[Records from a collection]
......

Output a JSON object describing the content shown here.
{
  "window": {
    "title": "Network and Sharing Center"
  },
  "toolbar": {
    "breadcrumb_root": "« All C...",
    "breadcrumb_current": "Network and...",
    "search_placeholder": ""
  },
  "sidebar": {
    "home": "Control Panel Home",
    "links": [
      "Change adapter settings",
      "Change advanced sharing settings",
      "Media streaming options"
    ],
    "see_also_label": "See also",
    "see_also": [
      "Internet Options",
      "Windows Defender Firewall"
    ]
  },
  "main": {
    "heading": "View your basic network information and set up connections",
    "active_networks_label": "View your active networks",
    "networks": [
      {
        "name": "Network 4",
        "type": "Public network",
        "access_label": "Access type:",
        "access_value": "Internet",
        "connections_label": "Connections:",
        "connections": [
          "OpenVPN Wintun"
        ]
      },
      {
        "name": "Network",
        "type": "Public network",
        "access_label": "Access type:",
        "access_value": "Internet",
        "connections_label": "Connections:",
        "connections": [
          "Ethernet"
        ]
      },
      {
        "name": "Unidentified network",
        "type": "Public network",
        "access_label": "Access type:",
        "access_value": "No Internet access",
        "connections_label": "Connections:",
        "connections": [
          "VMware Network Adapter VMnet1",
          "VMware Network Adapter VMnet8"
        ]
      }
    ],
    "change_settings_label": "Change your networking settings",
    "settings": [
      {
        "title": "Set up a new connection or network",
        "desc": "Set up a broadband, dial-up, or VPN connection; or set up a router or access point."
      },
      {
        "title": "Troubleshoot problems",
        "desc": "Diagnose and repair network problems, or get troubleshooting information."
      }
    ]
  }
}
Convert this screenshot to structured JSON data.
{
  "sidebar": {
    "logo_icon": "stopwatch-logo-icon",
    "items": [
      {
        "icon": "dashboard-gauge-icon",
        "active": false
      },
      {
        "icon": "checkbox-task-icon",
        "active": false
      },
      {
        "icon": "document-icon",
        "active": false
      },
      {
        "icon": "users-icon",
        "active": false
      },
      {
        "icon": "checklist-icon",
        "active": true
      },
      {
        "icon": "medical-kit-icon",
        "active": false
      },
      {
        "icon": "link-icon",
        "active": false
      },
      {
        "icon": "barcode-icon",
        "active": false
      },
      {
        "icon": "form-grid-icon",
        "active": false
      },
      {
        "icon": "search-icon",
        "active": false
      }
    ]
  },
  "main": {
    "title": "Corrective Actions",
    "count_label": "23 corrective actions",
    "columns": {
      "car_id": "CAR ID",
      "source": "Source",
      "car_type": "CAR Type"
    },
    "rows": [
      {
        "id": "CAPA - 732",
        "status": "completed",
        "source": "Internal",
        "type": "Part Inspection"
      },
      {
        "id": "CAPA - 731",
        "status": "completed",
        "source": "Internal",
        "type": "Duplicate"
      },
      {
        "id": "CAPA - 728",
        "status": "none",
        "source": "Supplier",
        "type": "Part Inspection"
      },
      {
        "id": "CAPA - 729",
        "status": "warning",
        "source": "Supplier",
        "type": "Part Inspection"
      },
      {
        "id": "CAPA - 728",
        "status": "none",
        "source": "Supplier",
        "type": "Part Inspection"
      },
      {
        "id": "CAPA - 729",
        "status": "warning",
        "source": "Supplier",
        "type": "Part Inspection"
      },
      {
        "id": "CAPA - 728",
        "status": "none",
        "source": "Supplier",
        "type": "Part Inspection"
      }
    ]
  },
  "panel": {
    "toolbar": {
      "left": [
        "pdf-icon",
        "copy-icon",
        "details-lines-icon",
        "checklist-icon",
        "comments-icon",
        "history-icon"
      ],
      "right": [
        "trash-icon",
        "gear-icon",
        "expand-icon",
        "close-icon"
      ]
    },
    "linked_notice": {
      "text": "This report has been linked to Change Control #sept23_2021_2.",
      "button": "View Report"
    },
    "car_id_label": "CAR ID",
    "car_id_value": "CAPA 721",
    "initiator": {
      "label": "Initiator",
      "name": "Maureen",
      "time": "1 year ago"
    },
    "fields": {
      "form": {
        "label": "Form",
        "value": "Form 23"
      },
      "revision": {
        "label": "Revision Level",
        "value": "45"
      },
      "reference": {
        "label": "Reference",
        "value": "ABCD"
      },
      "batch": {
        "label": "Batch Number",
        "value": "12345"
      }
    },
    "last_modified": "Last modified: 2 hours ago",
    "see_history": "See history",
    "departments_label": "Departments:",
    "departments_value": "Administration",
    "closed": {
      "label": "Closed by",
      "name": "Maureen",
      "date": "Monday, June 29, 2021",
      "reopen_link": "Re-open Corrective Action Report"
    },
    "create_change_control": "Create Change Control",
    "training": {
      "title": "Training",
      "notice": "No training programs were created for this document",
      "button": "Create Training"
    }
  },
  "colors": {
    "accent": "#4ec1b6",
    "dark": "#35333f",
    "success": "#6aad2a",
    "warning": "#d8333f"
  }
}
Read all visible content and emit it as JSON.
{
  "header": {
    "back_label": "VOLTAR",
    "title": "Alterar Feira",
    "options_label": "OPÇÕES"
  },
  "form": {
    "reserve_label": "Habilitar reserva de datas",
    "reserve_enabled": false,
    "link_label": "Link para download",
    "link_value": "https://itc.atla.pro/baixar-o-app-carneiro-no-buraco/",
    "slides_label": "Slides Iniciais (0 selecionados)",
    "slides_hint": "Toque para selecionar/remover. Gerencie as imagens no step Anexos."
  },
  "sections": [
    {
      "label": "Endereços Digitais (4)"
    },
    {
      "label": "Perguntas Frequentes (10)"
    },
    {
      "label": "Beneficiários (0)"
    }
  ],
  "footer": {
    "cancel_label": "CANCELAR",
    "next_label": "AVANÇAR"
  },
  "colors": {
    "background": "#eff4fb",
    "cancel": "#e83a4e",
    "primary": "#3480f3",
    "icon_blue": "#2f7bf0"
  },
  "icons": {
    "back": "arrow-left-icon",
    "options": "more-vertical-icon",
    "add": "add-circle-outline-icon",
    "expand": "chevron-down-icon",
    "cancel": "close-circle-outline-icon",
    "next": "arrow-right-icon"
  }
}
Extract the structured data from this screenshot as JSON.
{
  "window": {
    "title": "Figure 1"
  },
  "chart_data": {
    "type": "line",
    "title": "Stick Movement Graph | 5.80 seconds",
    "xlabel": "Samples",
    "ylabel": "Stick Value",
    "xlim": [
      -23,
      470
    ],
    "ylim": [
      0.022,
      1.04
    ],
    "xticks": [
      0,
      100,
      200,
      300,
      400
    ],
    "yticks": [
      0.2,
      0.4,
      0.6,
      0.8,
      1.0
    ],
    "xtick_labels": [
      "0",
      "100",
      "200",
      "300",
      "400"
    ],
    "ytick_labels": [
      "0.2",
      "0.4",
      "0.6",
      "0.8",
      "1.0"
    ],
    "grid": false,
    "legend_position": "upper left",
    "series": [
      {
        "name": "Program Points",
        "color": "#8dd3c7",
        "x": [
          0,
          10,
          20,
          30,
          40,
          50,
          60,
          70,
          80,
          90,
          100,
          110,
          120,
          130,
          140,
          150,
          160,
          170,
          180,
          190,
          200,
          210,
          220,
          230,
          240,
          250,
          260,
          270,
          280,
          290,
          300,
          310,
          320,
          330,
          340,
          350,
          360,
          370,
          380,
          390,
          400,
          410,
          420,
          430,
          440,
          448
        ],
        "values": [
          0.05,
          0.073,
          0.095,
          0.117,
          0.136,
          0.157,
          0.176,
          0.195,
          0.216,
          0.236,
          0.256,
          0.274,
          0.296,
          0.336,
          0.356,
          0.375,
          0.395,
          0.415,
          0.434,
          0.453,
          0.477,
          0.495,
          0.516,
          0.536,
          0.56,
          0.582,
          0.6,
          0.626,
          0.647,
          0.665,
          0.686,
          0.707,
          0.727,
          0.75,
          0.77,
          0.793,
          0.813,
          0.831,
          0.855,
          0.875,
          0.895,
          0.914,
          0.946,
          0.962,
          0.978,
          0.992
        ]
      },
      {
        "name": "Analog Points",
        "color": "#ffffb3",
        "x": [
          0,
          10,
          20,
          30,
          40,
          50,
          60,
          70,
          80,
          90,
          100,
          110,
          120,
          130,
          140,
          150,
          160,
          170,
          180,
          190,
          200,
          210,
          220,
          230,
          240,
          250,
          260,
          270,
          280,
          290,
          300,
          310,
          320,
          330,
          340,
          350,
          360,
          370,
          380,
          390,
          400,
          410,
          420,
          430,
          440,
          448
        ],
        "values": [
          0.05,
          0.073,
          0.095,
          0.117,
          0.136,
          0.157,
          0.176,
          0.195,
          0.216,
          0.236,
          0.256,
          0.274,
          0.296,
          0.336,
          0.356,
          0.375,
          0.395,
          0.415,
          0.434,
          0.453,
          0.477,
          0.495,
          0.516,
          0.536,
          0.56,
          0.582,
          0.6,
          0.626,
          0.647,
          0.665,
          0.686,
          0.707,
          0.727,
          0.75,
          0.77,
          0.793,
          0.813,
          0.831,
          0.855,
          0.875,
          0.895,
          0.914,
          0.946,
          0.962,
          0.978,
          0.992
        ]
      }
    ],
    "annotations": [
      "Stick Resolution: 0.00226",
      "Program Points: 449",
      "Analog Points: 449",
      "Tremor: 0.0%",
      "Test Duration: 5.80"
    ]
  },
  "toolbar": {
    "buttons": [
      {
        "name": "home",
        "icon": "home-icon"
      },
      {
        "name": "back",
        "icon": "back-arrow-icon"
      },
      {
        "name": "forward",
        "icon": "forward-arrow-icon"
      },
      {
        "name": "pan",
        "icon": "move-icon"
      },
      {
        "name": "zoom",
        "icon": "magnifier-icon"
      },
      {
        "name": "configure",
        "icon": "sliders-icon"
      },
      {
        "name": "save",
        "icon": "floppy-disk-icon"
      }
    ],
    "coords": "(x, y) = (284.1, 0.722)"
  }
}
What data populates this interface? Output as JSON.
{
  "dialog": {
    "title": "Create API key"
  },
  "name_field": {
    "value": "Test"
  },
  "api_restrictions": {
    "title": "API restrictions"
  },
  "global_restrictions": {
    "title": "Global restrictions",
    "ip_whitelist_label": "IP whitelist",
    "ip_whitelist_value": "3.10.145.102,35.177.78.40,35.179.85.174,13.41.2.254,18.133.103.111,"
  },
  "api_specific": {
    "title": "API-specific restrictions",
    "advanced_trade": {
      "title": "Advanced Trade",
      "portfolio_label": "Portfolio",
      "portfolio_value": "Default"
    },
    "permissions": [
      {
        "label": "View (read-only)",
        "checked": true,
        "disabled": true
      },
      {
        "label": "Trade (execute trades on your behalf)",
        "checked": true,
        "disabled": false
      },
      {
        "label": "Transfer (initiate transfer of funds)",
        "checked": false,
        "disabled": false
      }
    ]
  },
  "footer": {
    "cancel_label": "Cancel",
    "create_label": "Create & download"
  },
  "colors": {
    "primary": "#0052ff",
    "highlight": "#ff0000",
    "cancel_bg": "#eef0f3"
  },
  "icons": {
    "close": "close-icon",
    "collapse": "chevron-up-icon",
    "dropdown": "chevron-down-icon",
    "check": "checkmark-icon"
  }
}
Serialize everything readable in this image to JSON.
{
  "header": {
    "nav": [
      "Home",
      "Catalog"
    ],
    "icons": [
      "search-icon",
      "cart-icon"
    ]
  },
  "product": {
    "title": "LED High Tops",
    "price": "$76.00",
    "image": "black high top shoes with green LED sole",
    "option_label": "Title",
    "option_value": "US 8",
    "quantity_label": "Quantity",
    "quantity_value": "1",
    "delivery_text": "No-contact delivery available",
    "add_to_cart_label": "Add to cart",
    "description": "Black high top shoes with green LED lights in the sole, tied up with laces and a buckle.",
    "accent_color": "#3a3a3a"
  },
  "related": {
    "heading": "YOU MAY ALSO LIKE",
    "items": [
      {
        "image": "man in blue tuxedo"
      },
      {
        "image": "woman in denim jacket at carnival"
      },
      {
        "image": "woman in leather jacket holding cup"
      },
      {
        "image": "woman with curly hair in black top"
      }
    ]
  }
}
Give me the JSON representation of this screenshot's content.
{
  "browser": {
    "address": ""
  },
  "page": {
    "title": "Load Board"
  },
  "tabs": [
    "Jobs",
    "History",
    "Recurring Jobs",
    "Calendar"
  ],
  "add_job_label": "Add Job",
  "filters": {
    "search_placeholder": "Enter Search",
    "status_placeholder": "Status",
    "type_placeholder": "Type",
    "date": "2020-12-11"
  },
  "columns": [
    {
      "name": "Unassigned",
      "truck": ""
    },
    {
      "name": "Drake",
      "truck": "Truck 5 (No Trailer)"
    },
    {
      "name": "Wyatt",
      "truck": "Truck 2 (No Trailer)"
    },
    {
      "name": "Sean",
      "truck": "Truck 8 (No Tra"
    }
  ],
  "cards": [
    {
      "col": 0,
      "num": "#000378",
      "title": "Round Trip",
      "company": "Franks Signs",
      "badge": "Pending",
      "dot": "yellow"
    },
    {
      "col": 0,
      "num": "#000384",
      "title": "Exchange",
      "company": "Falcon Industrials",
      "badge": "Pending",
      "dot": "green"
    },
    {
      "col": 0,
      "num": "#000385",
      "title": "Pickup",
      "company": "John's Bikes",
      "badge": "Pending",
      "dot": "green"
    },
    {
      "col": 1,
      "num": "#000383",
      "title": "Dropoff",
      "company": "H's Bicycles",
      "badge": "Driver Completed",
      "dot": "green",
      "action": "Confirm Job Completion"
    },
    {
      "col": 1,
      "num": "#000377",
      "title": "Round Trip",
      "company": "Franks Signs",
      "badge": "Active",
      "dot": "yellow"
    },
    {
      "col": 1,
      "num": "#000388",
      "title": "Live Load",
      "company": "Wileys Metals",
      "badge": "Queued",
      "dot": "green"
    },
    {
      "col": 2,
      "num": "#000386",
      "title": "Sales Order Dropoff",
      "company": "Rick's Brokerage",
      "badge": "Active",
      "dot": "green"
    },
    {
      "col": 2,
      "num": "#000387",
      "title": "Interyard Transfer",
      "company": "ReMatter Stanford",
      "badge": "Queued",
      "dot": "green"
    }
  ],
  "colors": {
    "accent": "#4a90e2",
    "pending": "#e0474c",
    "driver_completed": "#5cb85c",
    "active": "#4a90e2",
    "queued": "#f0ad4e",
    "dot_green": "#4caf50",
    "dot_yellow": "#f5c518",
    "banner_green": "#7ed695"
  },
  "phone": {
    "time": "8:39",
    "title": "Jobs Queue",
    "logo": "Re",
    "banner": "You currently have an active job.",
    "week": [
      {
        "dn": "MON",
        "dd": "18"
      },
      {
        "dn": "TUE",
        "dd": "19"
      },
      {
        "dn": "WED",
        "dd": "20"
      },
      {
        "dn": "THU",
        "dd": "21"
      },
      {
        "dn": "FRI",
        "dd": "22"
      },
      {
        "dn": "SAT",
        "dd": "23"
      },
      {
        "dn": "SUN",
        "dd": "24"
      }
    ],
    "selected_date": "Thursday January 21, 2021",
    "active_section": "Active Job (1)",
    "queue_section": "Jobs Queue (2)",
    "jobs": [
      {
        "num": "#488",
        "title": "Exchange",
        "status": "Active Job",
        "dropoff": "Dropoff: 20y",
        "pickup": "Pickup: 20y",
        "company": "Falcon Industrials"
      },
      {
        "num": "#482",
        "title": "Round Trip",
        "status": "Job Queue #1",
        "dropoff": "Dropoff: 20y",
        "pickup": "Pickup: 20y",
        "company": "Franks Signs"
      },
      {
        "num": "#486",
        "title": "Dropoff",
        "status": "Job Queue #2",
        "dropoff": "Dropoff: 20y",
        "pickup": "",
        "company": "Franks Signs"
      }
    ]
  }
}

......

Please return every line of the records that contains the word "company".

      "company": "Franks Signs",
      "company": "Falcon Industrials",
      "company": "John's Bikes",
      "company": "H's Bicycles",
      "company": "Franks Signs",
      "company": "Wileys Metals",
      "company": "Rick's Brokerage",
      "company": "ReMatter Stanford",
        "company": "Falcon Industrials"
        "company": "Franks Signs"
        "company": "Franks Signs"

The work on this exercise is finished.